EXERCISE DETAILS: Each entry is to be printed again word for word.

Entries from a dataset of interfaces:

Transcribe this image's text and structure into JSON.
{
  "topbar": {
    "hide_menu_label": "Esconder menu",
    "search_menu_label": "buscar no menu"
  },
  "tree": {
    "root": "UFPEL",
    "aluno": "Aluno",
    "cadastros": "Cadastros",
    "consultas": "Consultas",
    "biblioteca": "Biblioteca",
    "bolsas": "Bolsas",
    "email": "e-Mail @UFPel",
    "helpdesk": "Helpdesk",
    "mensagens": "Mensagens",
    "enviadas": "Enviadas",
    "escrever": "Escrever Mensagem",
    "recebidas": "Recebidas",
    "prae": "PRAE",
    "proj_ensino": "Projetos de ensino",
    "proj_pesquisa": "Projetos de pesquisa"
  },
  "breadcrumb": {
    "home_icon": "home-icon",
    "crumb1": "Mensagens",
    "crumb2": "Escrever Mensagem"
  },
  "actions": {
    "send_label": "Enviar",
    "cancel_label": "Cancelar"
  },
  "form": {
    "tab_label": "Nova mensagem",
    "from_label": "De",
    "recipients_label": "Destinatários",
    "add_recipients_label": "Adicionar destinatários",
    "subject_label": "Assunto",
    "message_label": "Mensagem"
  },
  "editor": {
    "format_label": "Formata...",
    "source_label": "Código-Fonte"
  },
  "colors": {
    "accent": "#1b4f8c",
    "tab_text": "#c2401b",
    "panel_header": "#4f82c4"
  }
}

OUTPUT OF THE TASK:
Transcribe this image's text and structure into JSON.
{
  "topbar": {
    "hide_menu_label": "Esconder menu",
    "search_menu_label": "buscar no menu"
  },
  "tree": {
    "root": "UFPEL",
    "aluno": "Aluno",
    "cadastros": "Cadastros",
    "consultas": "Consultas",
    "biblioteca": "Biblioteca",
    "bolsas": "Bolsas",
    "email": "e-Mail @UFPel",
    "helpdesk": "Helpdesk",
    "mensagens": "Mensagens",
    "enviadas": "Enviadas",
    "escrever": "Escrever Mensagem",
    "recebidas": "Recebidas",
    "prae": "PRAE",
    "proj_ensino": "Projetos de ensino",
    "proj_pesquisa": "Projetos de pesquisa"
  },
  "breadcrumb": {
    "home_icon": "home-icon",
    "crumb1": "Mensagens",
    "crumb2": "Escrever Mensagem"
  },
  "actions": {
    "send_label": "Enviar",
    "cancel_label": "Cancelar"
  },
  "form": {
    "tab_label": "Nova mensagem",
    "from_label": "De",
    "recipients_label": "Destinatários",
    "add_recipients_label": "Adicionar destinatários",
    "subject_label": "Assunto",
    "message_label": "Mensagem"
  },
  "editor": {
    "format_label": "Formata...",
    "source_label": "Código-Fonte"
  },
  "colors": {
    "accent": "#1b4f8c",
    "tab_text": "#c2401b",
    "panel_header": "#4f82c4"
  }
}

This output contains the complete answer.